In response to growing concerns about the escalating problem of opioid painkiller misuse (including abuse, addiction, overdose and death), the U.S. Food and Drug Administration (FDA) announced this week it is changing labeling requirements for extended-release and long-acting formulations of the prescription medication.
Opioids – which include morphine (Avinza, Oramorph SR, etc.), oxycodone (OxyContin, Percocet, etc), and hydrocodone (Vicodin, Lorcet, etc.) – change the way patients perceive pain, by keeping cells from transmitting pain signals. Sometimes the pain is acute (such as post-surgical pain or pain from a broken bone) and sometimes it is chronic (such as joint pain from osteoarthritis and rheumatoid arthritis). They are available as pills, liquids and skin patches.

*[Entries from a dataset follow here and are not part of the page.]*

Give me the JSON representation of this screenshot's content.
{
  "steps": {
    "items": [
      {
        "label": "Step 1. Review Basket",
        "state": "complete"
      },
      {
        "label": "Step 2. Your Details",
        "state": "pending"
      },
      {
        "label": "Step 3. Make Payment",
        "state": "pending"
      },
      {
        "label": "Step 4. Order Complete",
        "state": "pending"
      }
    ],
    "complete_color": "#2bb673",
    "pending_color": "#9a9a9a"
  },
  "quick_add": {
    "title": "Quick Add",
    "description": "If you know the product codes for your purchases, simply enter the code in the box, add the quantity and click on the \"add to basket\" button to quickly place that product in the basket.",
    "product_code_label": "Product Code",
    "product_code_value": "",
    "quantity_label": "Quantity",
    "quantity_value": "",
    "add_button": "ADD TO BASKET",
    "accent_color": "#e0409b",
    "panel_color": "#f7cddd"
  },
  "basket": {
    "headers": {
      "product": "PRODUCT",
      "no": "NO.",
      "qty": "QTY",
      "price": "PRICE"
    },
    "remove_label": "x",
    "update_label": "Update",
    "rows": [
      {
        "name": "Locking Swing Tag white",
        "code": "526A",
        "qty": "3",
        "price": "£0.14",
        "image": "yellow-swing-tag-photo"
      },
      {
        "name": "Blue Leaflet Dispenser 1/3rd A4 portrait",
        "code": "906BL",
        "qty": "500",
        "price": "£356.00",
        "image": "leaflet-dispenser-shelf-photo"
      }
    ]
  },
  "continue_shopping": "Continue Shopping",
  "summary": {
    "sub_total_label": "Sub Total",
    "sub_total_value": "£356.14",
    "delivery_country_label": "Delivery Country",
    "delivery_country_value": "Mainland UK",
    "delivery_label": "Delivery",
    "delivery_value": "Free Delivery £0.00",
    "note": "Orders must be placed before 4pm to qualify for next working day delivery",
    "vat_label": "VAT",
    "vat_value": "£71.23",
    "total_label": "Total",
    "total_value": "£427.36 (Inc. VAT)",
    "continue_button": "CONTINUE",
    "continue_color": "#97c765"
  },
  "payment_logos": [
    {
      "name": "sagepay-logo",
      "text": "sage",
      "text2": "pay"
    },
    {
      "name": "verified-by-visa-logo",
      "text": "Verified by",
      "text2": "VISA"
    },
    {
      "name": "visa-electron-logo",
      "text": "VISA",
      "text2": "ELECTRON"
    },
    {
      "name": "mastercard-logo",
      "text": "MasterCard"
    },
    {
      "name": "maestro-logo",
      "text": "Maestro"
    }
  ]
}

The use (and misuse) of opioid pain relievers has skyrocketed over the last decade. A report from the Centers for Disease Control and Prevention (CDC) released in July notes that there has been a 300 percent increase in sales of the drugs between 1999 and 2010. Deaths in that same period increased fivefold for women and 3.6 times for men, and emergency room visits relating to overdose more than doubled among women between 2004 and 2010.
This labeling change does not affect immediate-release formulations of opioids – such as hydrocodone – which are more widely used.
According to the FDA website, “extended release and long-acting (ER/LA) forms pose a greater safety concern because – as their names suggest – they produce their effects for a longer period, and many contain higher doses compared with immediate release or opioid/non-opioid combination products. They include, to name a few, long acting versions of opioids such as morphine, oxycodone, and fentanyl.”
Current labeling of these ER/LA medications – which are often used for chronic pain – indicates they can be prescribed for "the relief of moderate to severe pain in patients requiring continuous, around-the-clock opioid treatment for an extended period of time.”
But under the change, which is expected to go into effect by December, the drugs will be indicated only for the most severe pain not helped by other medications.
“The new labeling language underscores that patients in pain should be assessed not only by their rating on a pain intensity scale, but also based on a more thoughtful determination that their pain – however it may be defined – is severe enough to require daily, around-the-clock, long-term opioid treatment, and for which alternative treatment options are inadequate,” explains FDA spokesperson Morgan Liscinsky.
The new labeling requirements will also highlight more prominently and in more detail the risk of neonatal opioid withdrawal syndrome (NOWS), which occurs after a baby has been exposed to these drugs while in the womb.
Additionally, the agency is also requiring the drug makers to conduct more studies and clinical trials (called postmarket studies) to better understand the risks and benefits of these medications over the long term.
Lynn Webster, MD, president of the American Academy of Pain Medicine calls the FDA’s decision thoughtful and scientifically based; he especially welcomes the requirement for studies on the drugs’ long-term safety and efficacy.
Dr. Webster says it’s also nice that the decision takes into account that some patients may still need these medications. “People with chronic pain that have severe enough pain to warrant an opioid should have access to it. There are hundreds of thousands of people with arthritis that may fall into that category. Not everyone with arthritis needs an opioid or may benefit from it. But for those in whom an opioid would provide relief, the decision by the FDA will allow that to continue,” he explains.